EGU General Assembly 2022
© Author(s) 2022. This work is distributed under
the Creative Commons Attribution 4.0 License.

Conduit dynamics and interaction in geyser systems: insights from the Haukadalur system (Iceland)

Laura Pioli1, Marine Collignon2, Matteo Lupi2, Daniele Trippanera3, Aurore Carrier4, and Federico Fischanger5
Laura Pioli et al.
  • 1Department of Chemical and Geological Sciences, University of Cagliari, Monserrato, Italy (
  • 2Department of Earth Sciences, University of Geneva, Switzerland
  • 3Department of Earth Sciences and Engineering, King Abdullah University of Science and Technology (KAUST), Saudi Arabia
  • 4ADRGT, Grenoble, France
  • 5Geostudi Astier, S.r.l., Livorno, Italy

Geysers, hot springs erupting water and vapour intermittently, have fascinated scientists for several centuries. However, many aspects such as interconnection between geysers or heat transfer in the plumbing system remain poorly understood. We monitored the temperature inside the active Strokkur and the nearby yearly-erupting Great Geysir geysers (Iceland) at different depths within the conduits.
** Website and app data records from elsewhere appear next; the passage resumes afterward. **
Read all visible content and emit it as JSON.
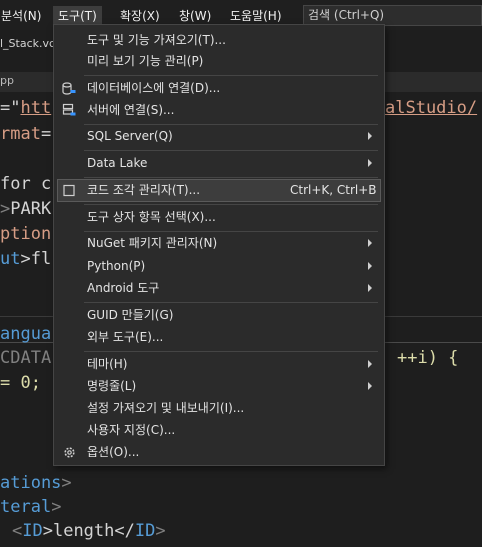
{
  "menubar": {
    "items": [
      "분석(N)",
      "도구(T)",
      "확장(X)",
      "창(W)",
      "도움말(H)"
    ],
    "search": "검색 (Ctrl+Q)"
  },
  "background": {
    "tab_title": "l_Stack.vcx",
    "sub_title": "pp",
    "code": {
      "l1a": "=\"",
      "l1b": "htt",
      "l1c": "alStudio/",
      "l2a": "rmat",
      "l2b": "=",
      "l3": "for c",
      "l4a": ">",
      "l4b": "PARK",
      "l5": "ption",
      "l6a": "ut",
      "l6b": ">fl",
      "l7": "angua",
      "l8": "CDATA",
      "l8b": "++i) {",
      "l9": "= 0;",
      "l10a": "ations",
      "l10b": ">",
      "l11a": "teral",
      "l11b": ">",
      "l12a": "<",
      "l12b": "ID",
      "l12c": ">length</",
      "l12d": "ID",
      "l12e": ">"
    }
  },
  "menu": {
    "items": [
      {
        "label": "도구 및 기능 가져오기(T)..."
      },
      {
        "label": "미리 보기 기능 관리(P)"
      },
      {
        "label": "데이터베이스에 연결(D)..."
      },
      {
        "label": "서버에 연결(S)..."
      },
      {
        "label": "SQL Server(Q)"
      },
      {
        "label": "Data Lake"
      },
      {
        "label": "코드 조각 관리자(T)...",
        "shortcut": "Ctrl+K, Ctrl+B"
      },
      {
        "label": "도구 상자 항목 선택(X)..."
      },
      {
        "label": "NuGet 패키지 관리자(N)"
      },
      {
        "label": "Python(P)"
      },
      {
        "label": "Android 도구"
      },
      {
        "label": "GUID 만들기(G)"
      },
      {
        "label": "외부 도구(E)..."
      },
      {
        "label": "테마(H)"
      },
      {
        "label": "명령줄(L)"
      },
      {
        "label": "설정 가져오기 및 내보내기(I)..."
      },
      {
        "label": "사용자 지정(C)..."
      },
      {
        "label": "옵션(O)..."
      }
    ]
  }
}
In June 2018, Strokkur was producing explosions at an average frequency of 3.6 minutes, emitting jets for 1 to 4 seconds up to 30 m high. Eruptions consist of 1 to 4 bursts of water at speeds ranging from 2 to 30 m/s.  Eruptions corresponds to temperature peaks in the conduit.  Analysis of the cooling and subsequent warming phases following eruptions within each eruptive cycle confirms a constant recharge of the system and highlights different heat transfer dynamics between the lower and upper part of the Strokkur conduit, as clearly marked by a distinct shape of the temperature oscillations. Our analysis suggests that a bubble trap geometry may play a key role in modulating the eruptions. The spectrogram of temperature oscillations in Strokkur has a main peak at a frequency of 4 mHz, corresponding to the average eruption frequency and a secondary peak at 1-2 mHz, which reflects the occurrence of multiple eruptions (i.e. sequences of 2-3 explosions separated by a few seconds each). A 1-2 mHz frequency peak is also observed on the spectrograms of Great Geysir records, although their intensities are not temporally correlated with those of Strokkur records. Finally, the lowest frequency peak between 0.1 and 0.5 mHz is observed on all Great Geysir records but only on the shallowest Strokkur record. These data do not only suggest that an oscillatory behaviour of the system is driving eruptions but also point out connections, possibly to the same aquifer at depth, however, because of the lack of  synchronicity of the oscillations within the two conduits, we tend to exclude any direct connection among the upper conduits of the two geysers. 

How to cite: Pioli, L., Collignon, M., Lupi, M., Trippanera, D., Carrier, A., and Fischanger, F.: Conduit dynamics and interaction in geyser systems: insights from the Haukadalur system (Iceland), EGU General Assembly 2022, Vienna, Austria, 23–27 May 2022, EGU22-11639,, 2022.